1. Gender—In 1989, Southern Baptist leaders were bent on purging liberals and moderates and restoring the denomination to its "Biblical roots." In that atmosphere, the young Huckabee became the surprise compromise candidate for the head of the Arkansas Baptist Convention. "He was no moderate," recalls Hal Bass, a political scientist at Ouachita and a Southern Baptist. "He was considered very conservative but not someone who would hew to the call of the conservative takeover." Big issues that year were whether women should be allowed in ministry, and what the proper role of wives was. The moderates wanted to loosen the rules and allow some women in leadership roles, but the conservatives were dead set against it. Huckabee, Bass recalls, did not take the conservative position but frequently quoted Scripture about women being submissive to their husbands.
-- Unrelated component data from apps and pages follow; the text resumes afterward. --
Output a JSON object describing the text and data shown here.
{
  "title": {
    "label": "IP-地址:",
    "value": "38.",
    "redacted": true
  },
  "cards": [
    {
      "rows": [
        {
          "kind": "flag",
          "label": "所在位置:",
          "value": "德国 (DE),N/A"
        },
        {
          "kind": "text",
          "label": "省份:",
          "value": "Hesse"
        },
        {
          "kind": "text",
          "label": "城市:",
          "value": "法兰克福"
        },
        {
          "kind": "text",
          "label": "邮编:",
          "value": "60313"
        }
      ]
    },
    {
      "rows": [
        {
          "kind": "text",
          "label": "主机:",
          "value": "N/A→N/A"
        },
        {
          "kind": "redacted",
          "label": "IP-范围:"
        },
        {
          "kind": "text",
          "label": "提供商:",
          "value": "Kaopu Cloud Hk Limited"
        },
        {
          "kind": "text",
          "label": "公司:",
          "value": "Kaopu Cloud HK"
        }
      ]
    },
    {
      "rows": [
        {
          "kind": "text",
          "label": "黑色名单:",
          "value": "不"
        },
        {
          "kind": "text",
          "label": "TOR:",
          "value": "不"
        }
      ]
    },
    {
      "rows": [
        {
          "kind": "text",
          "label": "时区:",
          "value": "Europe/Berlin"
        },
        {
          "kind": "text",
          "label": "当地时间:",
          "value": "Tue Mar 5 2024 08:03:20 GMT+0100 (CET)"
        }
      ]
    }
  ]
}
2. Race—Pine Bluff was a very racially divided town, recalls Bruce Rodtnick, who was minister of music when Huckabee came on as pastor. African-Americans went to their own churches and whites to theirs. One Sunday morning in 1984, after Huckabee's sermon had been broadcast on the radio, a young black man called the church to say he'd heard it and been saved, and asked whether he could join the congregation. Huckabee let him come to services, but only after much resistance from the congregation. Huckabee did the right thing, but he also had to mollify his congregation, and what sounded racially progressive in Pine Bluff in 1984 may be cringe-worthy now.

3. Creationism—Moderate Southern Baptists were trying to push a less literalist view of the Bible at the time. The conservatives fought back with the slogan, "From Genesis to Maps," meaning that each word in the Bible, from first book to last, means what it says. Huckabee didn't use that slogan; instead, he referred to the more generic "Biblical inerrancy." In one of the recent presidential debates, when he was asked about creationism, Huckabee reframed it as a choice between belief and atheism. He said you either believe "God created this process or it's an accident." He claimed he didn't know how the process happened or how long it took, but he was sure God had had a hand in it. In his early years, he surely gave a sermon or two about the literal meaning of Genesis, and the necessity of believing the earth was created in six 24-hour days.
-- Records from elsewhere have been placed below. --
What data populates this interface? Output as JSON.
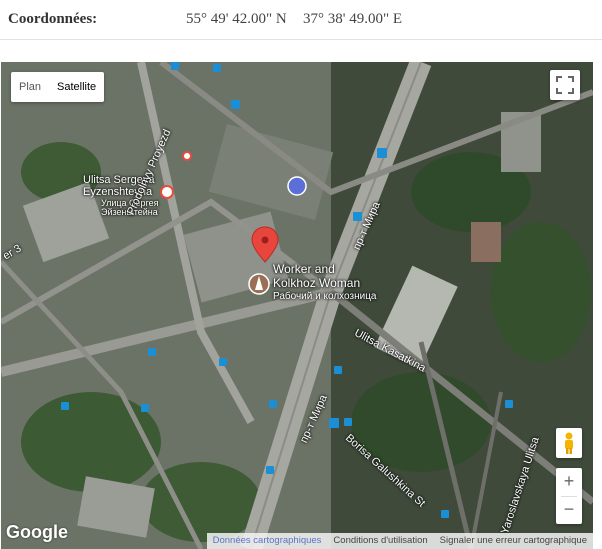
{
  "coordinates": {
    "label": "Coordonnées:",
    "latitude": "55° 49' 42.00\" N",
    "longitude": "37° 38' 49.00\" E"
  },
  "map": {
    "type_control": {
      "plan": "Plan",
      "satellite": "Satellite",
      "active": "satellite"
    },
    "labels": {
      "street_sergeya_latin": "Ulitsa Sergeya",
      "street_sergeya_latin2": "Eyzenshteyna",
      "street_sergeya_cyr1": "Улица Сергея",
      "street_sergeya_cyr2": "Эйзенштейна",
      "prodolny": "Prodolnyy Proyezd",
      "pr_mira_top": "пр-т Мира",
      "pr_mira_bottom": "пр-т Мира",
      "place_name_1": "Worker and",
      "place_name_2": "Kolkhoz Woman",
      "place_name_cyr": "Рабочий и колхозница",
      "kasatkina": "Ulitsa Kasatkina",
      "galushkina": "Borisa Galushkina St",
      "yaroslavskaya": "Yaroslavskaya Ulitsa",
      "edge_left": "er 3"
    },
    "google": "Google",
    "attribution": {
      "data": "Données cartographiques",
      "terms": "Conditions d'utilisation",
      "report": "Signaler une erreur cartographique"
    },
    "zoom": {
      "in": "+",
      "out": "−"
    }
  },
  "colors": {
    "pin": "#e8453c",
    "transit_blue": "#1a8fd6",
    "metro_red": "#e74c3c"
  }
}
4. The Queasy Factor—In the one tape I did manage to get—bought on eBay from an enterprising Arkansan—Huckabee preaches on "The Practice of Patience." What could be more pleasant and innocuous, right? Not exactly. Huckabee is his trademark jovial self. He tells a couple of good stories, one about some urban farmers who mistook a watermelon for a mule egg, another about the time his father gave him his first bike—and it was a girl's bike. But all this is building up to a serious point. "How many times do we find ourselves on the surgery table of the Almighty God, who is trying to work His surgery to make us more like Christ, and we say 'God, let me out of here! Lord, don't touch me!' " he thunders towards the end. "It's not that we can't be Christians. The sad fact is most of us don't want to be enough to try our faith to the point of patience and perseverance."
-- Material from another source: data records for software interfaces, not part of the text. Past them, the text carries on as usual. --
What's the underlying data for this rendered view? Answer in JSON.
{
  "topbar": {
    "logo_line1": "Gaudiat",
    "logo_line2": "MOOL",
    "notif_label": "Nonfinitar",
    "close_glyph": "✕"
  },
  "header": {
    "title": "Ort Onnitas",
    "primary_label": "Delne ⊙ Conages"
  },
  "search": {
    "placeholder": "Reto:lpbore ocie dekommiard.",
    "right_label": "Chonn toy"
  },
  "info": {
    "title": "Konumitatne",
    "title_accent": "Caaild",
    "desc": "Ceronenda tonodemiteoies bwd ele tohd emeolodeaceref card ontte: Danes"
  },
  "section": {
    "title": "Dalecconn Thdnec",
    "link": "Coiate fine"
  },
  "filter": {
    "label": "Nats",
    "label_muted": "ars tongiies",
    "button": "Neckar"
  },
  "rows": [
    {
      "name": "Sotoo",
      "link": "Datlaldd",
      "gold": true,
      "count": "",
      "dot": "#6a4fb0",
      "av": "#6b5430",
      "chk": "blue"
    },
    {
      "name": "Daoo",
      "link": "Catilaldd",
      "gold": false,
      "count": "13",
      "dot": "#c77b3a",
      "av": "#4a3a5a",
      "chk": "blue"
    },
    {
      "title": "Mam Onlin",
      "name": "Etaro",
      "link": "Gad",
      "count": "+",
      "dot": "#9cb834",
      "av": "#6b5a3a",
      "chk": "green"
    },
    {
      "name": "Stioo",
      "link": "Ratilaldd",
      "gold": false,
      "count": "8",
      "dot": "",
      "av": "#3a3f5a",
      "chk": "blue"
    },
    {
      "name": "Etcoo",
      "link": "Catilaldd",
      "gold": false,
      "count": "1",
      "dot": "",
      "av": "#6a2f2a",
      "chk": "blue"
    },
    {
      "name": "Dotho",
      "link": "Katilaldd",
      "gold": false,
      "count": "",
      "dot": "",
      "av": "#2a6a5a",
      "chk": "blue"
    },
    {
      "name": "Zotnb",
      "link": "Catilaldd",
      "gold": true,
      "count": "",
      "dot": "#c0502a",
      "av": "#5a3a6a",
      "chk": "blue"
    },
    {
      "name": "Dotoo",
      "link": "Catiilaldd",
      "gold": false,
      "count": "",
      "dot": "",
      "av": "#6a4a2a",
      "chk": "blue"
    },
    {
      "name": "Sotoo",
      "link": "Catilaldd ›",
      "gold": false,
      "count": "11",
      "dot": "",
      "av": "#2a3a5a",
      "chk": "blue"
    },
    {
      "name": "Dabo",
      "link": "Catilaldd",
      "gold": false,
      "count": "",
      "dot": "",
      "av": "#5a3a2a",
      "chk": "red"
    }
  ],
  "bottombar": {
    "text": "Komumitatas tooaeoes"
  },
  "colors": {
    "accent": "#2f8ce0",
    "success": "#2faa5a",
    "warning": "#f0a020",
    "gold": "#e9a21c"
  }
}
It's one thing to know a presidential candidate was a pastor; that sounds worthy and leaderlike. But it's quite another to actually hear him work himself up into a lather about committing to Christ and not back it up with a joke.